A stark white square of light carves stage left into a startlingly austere canvas, inhabited by a single dancer. Bare, heavy beats sober the audience from it’s Balanchine-induced Theme commendation, while somehow indulging our senses with the strange pleasure of a new, uncomfortable, addicting drunk. Our lone dancer cuts through his fluorescent enclosure, sharply slicing space, seeking some meaning, perhaps chasing time…
On the dark half of the stage, six faceless figures melt further into the shadows, their exaggerated drag a visible distinction of a fremd existence. They break into disjointed pools and our secluded dancer finally penetrates the light boundary, dissolving it into stage right. He’s like a white-tipped paintbrush swirling around a cup of murky water, blending the lighting with sharp agitations surrounded by fluidity. It’s intoxicating.
Dancers are clearing the stage now, and we’re left with just three: Lia Cirio, Paulo Arrais and Altan Dugaraa, our striking commander. Cirio and Arrais travel downstage, languid but strong, beared down by the weight of their own power and the palpable tension of their cautious entry into the unfamiliar. I know I should be seeing the full picture, but I find myself completely enraptured by Ms. Cirio in this moment. Her body twists forward with intention, wrestling through the thick air that seems to besiege her. It’s captivating. Her partner, Arrais, catches my attention now, and I’m immediately stuck to his incredibly expressive quality. In a way their traversing seems calm, but the careful attention to detail in the creation of this piece reveals a nod to showing the work behind the movement as well. A subtle, often ignored, layer in versed contemporary ballet, I am so pleased to have found it here. The first pas between the two, set to an appropriately familiar Chopin melody stripped down to its simple piano roots, is my favorite of the evening. It begins with an awkward destitution before being infiltrated by Dugaraa’s assertive guidance towards an ultimate shared vulnerability and finally a tenderness, as Cirio and Arrais perch center stage, eyes cast away but arms circling to suggest a connection that need not be seen to be felt.
The mood darts more than shifts to one of frenetic dynamism, and Whitney Jensen explodes towards the front of the stage, instantly returning the piece to its inherently strange essence. With razor sharp tenacity, her movements are carefully designed, yet unforced, bringing a familiarity to the foreign, an ease in the presence of strangeness that only Ms. Jensen can exude so naturally.
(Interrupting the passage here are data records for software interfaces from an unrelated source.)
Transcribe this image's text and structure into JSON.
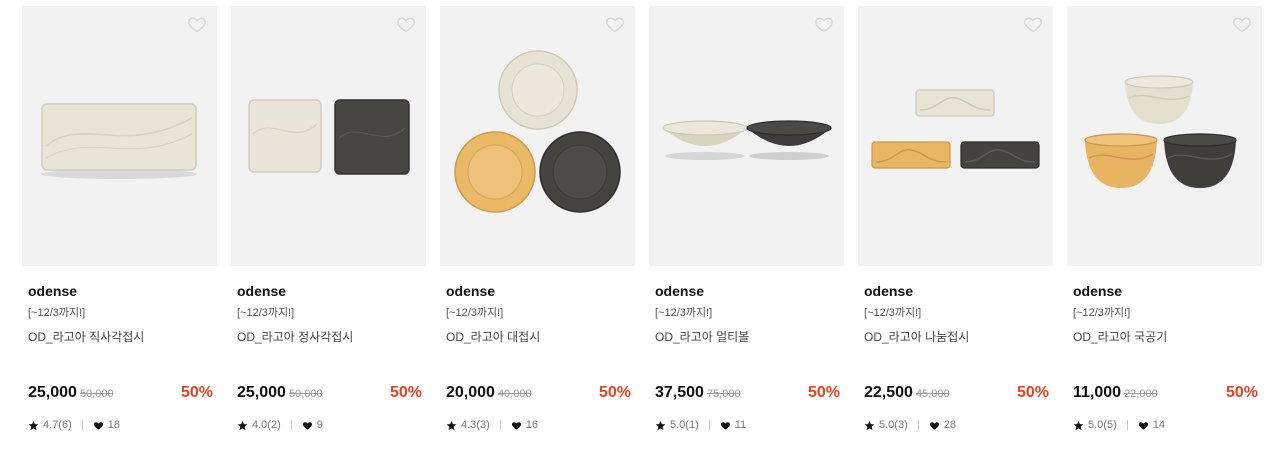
{
  "colors": {
    "discount": "#e8431d",
    "thumb_bg": "#f2f2f2"
  },
  "icons": {
    "wishlist": "heart-outline-icon",
    "rating": "star-icon",
    "likes": "heart-filled-icon"
  },
  "products": [
    {
      "brand": "odense",
      "promo": "[~12/3까지!]",
      "name": "OD_라고아 직사각접시",
      "price": "25,000",
      "original_price": "50,000",
      "discount": "50%",
      "rating": "4.7(6)",
      "likes": "18"
    },
    {
      "brand": "odense",
      "promo": "[~12/3까지!]",
      "name": "OD_라고아 정사각접시",
      "price": "25,000",
      "original_price": "50,000",
      "discount": "50%",
      "rating": "4.0(2)",
      "likes": "9"
    },
    {
      "brand": "odense",
      "promo": "[~12/3까지!]",
      "name": "OD_라고아 대접시",
      "price": "20,000",
      "original_price": "40,000",
      "discount": "50%",
      "rating": "4.3(3)",
      "likes": "16"
    },
    {
      "brand": "odense",
      "promo": "[~12/3까지!]",
      "name": "OD_라고아 멀티볼",
      "price": "37,500",
      "original_price": "75,000",
      "discount": "50%",
      "rating": "5.0(1)",
      "likes": "11"
    },
    {
      "brand": "odense",
      "promo": "[~12/3까지!]",
      "name": "OD_라고아 나눔접시",
      "price": "22,500",
      "original_price": "45,000",
      "discount": "50%",
      "rating": "5.0(3)",
      "likes": "28"
    },
    {
      "brand": "odense",
      "promo": "[~12/3까지!]",
      "name": "OD_라고아 국공기",
      "price": "11,000",
      "original_price": "22,000",
      "discount": "50%",
      "rating": "5.0(5)",
      "likes": "14"
    }
  ]
}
She exhales each erratic movement like sweat through her pores, and it seems fremd is now a study of the alien that lies within. The electric sounds offset with the spoken words of German artist, Olaf Bender, provide a resolute soundtrack for this exploration of the foreign that is bold yet somehow comforting on a level I can’t quite identify. But I feel it.
Choreographer Jeffrey Cirio’s attention to detail and aptitude for musicality, as well as the dancers’ praiseworthy ability to embody it, are showcased in a whirling final movement including all seven dancers, Dugaraa, Arrais, Cirio, Jensen, Paul Craig, Emily Mistretta, and Bradley Schlagheck now. It seems they have met some kind of peace as the music escapes into silence and our original trio of Dugaraa, Arrais and Cirio remain alone with a once again light-distinguished stage. This time, though, our time-keeper Dugaraa creeps deliberately out from his luminescent confine with long, careful strides to manipulate the duo- who now leave an indelible stamp with narrative, repetitive motions- a final time. Slowly Dugaraa fades from our focus, and we are caught breathless as the curtain sweeps silently down over the stage.
Jeffrey Cirio’s fremd hits all the right notes. Its many tiers from the mixing of sound with silence, to the separation and blending of light are a testament to choreographer’s fine-tuned expertise, making it tough to believe this is his first time creating a mainstage ballet for a major company. fremd bewitches the audience, but its true gift goes to the dancers performing it. Bravo, Boston.
Boston Ballet’s season finale, Thrill of Contact runs for one more weekend at the Boston Opera House. Do not miss it.
PS- Check out Jeffrey’s perspective on creating movement and the inspiration behind fremd here.